## [EXERCISE]
Whenever a line of the data below holds the string "press", copy that line.

[Entries from a dataset of interfaces]
* * * * *
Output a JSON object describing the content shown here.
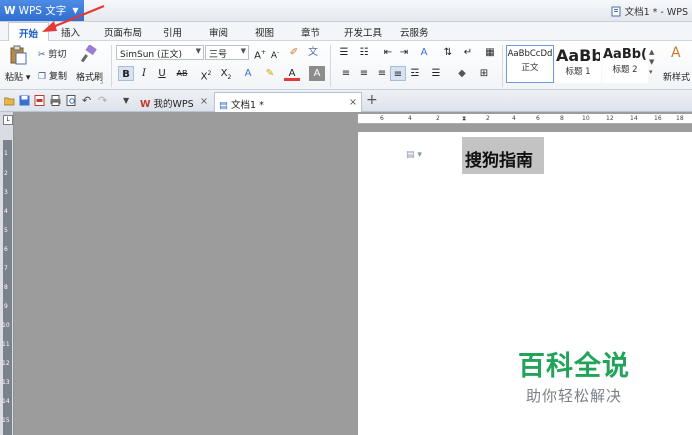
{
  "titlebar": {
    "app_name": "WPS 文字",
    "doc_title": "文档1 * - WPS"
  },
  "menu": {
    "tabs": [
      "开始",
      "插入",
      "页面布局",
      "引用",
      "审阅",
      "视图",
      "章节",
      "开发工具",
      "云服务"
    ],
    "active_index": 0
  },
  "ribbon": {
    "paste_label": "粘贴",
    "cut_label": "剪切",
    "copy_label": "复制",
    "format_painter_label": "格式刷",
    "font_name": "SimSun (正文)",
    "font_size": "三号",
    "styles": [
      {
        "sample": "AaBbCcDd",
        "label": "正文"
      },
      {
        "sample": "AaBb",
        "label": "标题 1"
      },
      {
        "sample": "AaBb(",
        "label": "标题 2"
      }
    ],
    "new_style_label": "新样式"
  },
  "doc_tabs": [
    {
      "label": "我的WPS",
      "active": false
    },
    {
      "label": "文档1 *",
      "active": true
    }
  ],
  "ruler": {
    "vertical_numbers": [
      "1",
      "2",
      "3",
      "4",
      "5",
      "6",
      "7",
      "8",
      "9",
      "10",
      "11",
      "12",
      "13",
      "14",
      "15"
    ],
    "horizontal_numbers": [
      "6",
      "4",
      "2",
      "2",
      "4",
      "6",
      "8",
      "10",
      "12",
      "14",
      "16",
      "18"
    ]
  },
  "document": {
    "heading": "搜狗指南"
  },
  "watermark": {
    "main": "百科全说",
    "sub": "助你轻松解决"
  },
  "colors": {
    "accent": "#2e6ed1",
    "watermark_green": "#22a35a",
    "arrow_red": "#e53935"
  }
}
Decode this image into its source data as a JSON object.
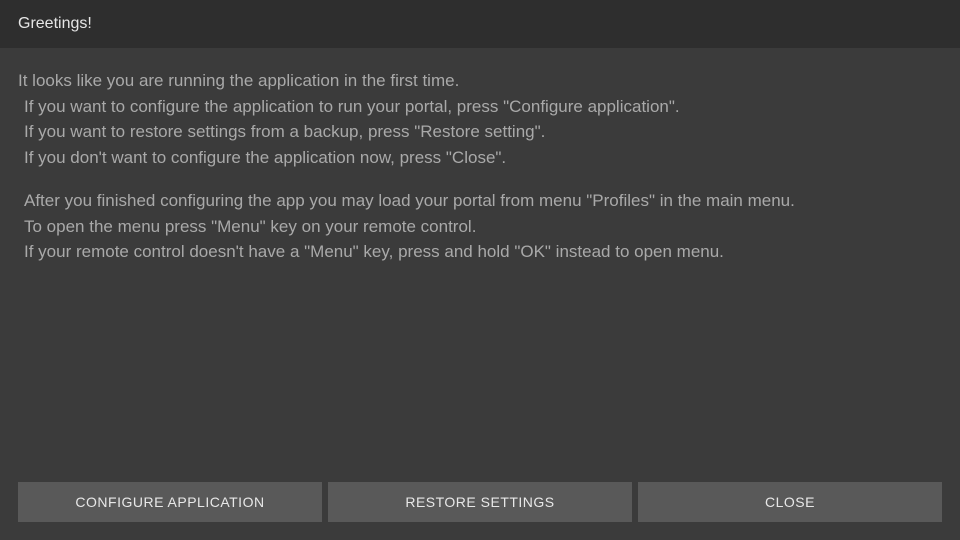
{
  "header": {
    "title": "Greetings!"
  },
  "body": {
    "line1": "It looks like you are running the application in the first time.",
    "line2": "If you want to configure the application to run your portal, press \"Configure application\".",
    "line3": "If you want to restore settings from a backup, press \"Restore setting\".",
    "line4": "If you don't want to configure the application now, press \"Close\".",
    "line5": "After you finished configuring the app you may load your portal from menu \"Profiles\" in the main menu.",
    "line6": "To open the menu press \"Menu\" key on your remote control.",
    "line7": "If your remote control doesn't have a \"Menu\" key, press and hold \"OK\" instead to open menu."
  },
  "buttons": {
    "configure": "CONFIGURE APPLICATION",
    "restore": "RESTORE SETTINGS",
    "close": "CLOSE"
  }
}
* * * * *
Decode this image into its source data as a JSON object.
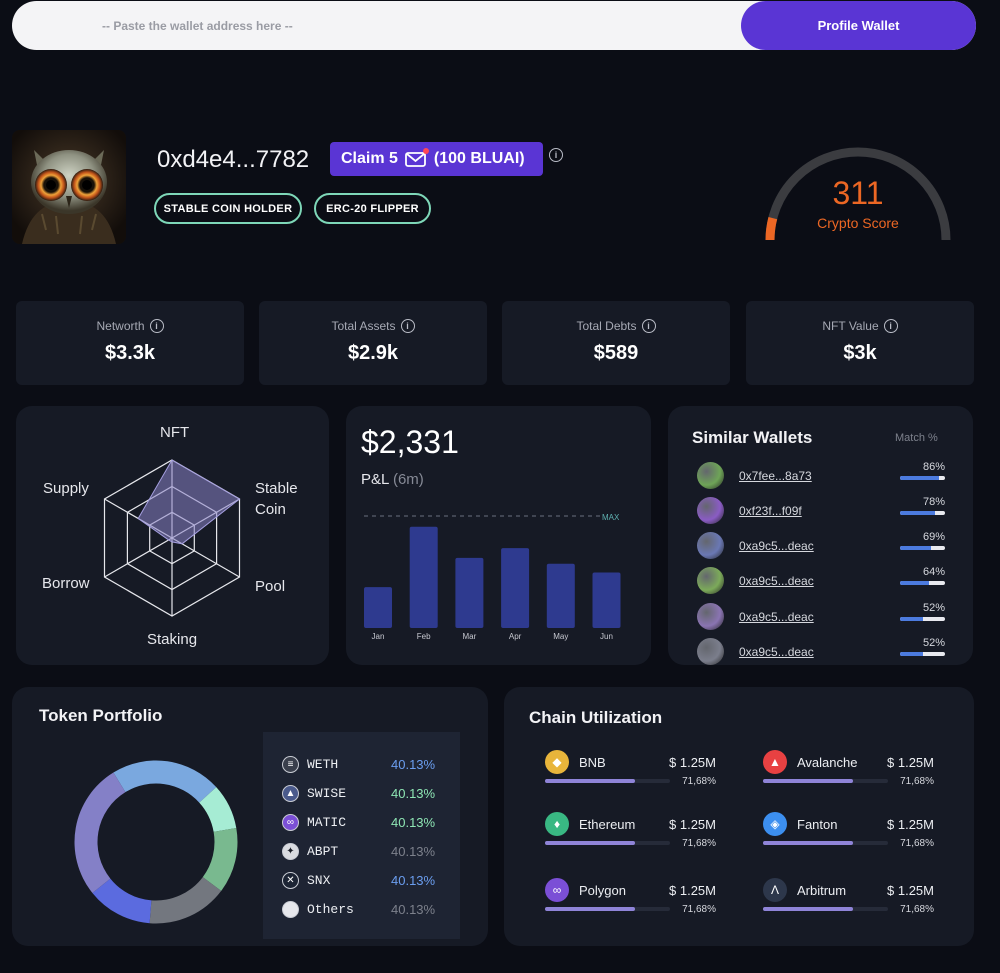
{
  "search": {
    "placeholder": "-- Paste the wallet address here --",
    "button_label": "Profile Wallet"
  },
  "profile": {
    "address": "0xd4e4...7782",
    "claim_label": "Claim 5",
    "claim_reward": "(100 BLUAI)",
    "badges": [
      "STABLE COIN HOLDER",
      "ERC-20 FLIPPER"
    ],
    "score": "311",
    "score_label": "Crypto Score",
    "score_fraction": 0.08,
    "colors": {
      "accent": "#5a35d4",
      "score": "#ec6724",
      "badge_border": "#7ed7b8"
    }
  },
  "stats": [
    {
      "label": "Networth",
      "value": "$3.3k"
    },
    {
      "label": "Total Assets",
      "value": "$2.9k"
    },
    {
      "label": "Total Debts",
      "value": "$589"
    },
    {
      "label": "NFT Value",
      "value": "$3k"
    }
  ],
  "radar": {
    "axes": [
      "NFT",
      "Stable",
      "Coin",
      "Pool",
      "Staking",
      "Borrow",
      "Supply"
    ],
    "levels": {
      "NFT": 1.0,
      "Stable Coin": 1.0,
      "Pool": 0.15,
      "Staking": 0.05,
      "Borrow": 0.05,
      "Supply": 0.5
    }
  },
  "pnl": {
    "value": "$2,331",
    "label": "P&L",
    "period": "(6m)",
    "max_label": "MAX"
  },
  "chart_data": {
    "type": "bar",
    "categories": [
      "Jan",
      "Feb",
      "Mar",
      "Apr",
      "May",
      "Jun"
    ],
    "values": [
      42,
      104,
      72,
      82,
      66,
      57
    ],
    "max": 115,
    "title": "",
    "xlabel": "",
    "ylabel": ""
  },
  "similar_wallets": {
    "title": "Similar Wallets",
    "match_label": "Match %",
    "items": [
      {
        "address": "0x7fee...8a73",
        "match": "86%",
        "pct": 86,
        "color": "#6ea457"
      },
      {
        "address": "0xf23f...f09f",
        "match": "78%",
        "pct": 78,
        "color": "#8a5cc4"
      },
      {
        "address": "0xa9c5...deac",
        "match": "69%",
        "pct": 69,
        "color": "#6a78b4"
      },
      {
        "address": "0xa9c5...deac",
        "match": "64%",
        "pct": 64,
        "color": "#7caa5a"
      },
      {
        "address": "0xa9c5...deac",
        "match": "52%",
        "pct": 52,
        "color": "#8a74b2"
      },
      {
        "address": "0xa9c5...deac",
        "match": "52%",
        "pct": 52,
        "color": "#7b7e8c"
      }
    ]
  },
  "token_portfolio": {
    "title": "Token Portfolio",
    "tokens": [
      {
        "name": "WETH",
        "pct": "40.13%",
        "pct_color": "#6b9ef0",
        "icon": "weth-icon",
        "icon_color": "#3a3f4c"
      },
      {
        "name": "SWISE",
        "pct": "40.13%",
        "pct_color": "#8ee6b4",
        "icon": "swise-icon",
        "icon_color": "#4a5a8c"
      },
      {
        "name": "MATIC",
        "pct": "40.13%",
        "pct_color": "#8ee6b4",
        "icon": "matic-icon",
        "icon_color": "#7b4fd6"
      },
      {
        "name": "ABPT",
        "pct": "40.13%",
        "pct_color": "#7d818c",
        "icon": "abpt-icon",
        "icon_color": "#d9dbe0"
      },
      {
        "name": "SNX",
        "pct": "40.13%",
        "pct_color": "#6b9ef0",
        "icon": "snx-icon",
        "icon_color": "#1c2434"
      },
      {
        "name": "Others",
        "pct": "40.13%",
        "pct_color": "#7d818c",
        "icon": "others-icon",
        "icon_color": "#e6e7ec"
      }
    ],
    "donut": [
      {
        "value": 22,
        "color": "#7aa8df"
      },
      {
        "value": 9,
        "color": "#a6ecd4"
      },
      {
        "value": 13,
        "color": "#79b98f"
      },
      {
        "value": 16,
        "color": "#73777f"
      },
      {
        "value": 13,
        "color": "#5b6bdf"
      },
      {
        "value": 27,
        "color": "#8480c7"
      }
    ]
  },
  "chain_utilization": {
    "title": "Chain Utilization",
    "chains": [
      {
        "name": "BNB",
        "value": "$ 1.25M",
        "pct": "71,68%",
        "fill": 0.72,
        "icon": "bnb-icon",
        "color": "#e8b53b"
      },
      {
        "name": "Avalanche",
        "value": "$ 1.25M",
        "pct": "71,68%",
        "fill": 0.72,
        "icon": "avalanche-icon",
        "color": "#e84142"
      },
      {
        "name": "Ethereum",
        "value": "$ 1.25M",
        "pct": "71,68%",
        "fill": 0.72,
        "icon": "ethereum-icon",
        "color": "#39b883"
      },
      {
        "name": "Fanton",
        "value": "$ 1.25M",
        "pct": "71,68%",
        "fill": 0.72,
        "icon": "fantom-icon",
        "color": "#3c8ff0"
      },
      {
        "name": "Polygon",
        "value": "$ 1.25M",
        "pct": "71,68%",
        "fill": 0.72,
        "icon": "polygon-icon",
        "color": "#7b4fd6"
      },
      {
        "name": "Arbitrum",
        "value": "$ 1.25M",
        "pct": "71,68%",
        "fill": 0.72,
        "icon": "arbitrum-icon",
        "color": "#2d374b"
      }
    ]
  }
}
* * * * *
## [TASK SOLUTION]
    "line2": "If you want to configure the application to run your portal, press \"Configure application\".",
    "line3": "If you want to restore settings from a backup, press \"Restore setting\".",
    "line4": "If you don't want to configure the application now, press \"Close\".",
    "line6": "To open the menu press \"Menu\" key on your remote control.",
    "line7": "If your remote control doesn't have a \"Menu\" key, press and hold \"OK\" instead to open menu."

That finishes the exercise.